Whew! I hope that made sense and was helpful.
April 20, 2009
Posted in Business, Technology tagged civic service, collaboration, community, expediency, human behaivor, leadership, long view, long-term, market norms, motivation, pay, reciprocity, relationships, short-term, social contracts, social norms, social skills, strengths, success at 12:37 am by lindaslongview
My mother always said that I needed to attend “finishing school,” but early on I did not see the value. As such, I started my career with poor interaction skills. Luckily, my undeveloped social skills were tolerated because of significant technical contribution. However, as my career progressed, I found that the technical problems were increasingly complex and without adaptation on my social skills side, it was clear that I would perish. So even though I did not balance books on my head, my latent abilities were nurtured and I learned to collaborate, lead, and be more socially refined.
I don’t have any really great stories, just an accumulated “what were they thinking?” collection in my head that has helped me to learn the following key principles:
- Understand motivation and human behavior.
- Get to know your colleagues.
- Work to the strengths of each individual.
I learned from academic (reading the work of others), experiential collaborative technical projects (doing and learning from mistakes), and more recently through service and leadership in community organizations.
I have observed that there are fundamental differences in the motivation between industry (paid for service technical effort) and civic service (volunteer community effort). The motivation for collaborative effort in typical technology organizational culture is recognition, reputation, and PAY. Whereas in community volunteer organizational cultures, motivation is recognition, reputation, and RECIPROCITY. Although they both share similar features (recognition and reputation), there is quite a difference between pay and reciprocity.
Others (real experts, not just amateurs like me) have studied pay and reciprocity differences.
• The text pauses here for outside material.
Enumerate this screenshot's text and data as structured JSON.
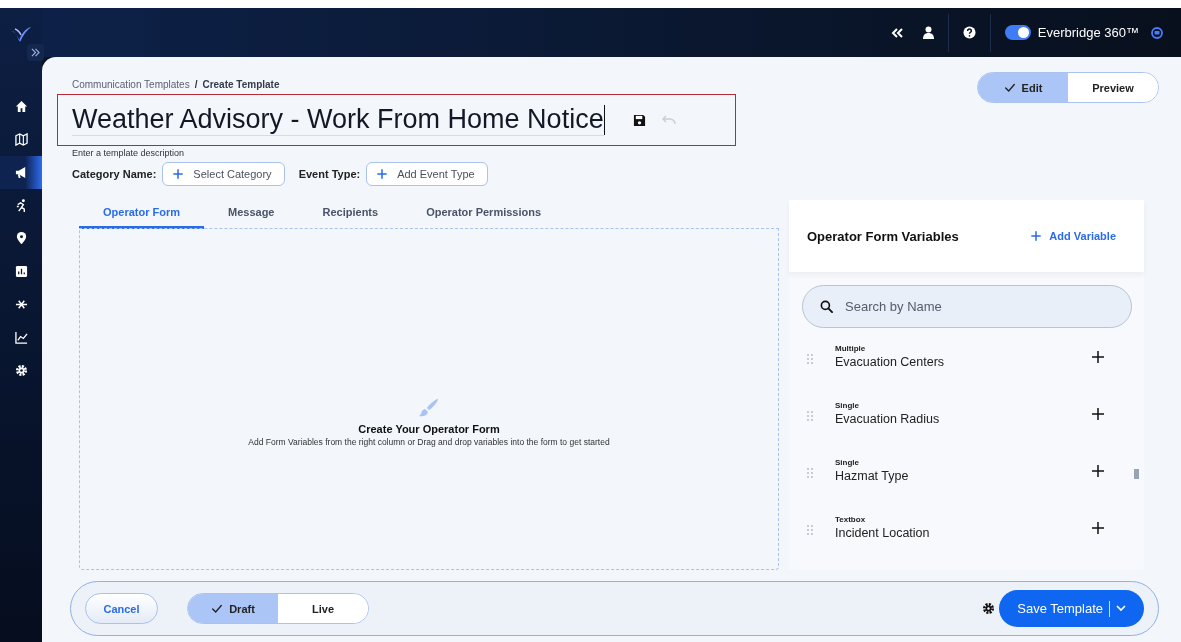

A particularly engaging study can be found in Predictably Irrational (Ariely, ch.4, social norms v. market norms). Ariely points out that, although social norms are more powerful motivators than market norms, the social contract required to achieve success with social norms is very tenuous! Expediency must be abandoned and long view commitments forged, because social contracts must be maintained under all circumstances to be effective.
As usual, there are blurred lines that create tension. Industry desires to capitalize on social leverage requiring social skills of business leaders (understand motivation, get to know people, work to strengths), but is not always willing to take the long view. Conversely, sometimes, civic leaders desire expediency, in the process forgetting the social contracts they have engaged to achieve volunteer participation.
Although, more and more, we hear about self-organizing mass collaborations building value (Wikinomics, by Tapscott & Williams), motivated in unusual ways, it is not likely that it will be the case for most technology projects in the near term. I recently read about 100,000 gamers unraveling the secret life of proteins (Wired, 17.05, There’s Power in a Puzzle), their motivation being competitive fun! Wouldn’t it be great if we could achieve that everywhere?!
As I continue to grow, I hope to learn more, and I look forward to a future where powerful motivators, like competitive fun, can be harnessed and retained for industrial and civic service more and more routinely. However, in the meantime, there is still much that requires coordinated collaborative leadership and excellence in social skills.
Do you have suggestions or observations that could add to this thinking?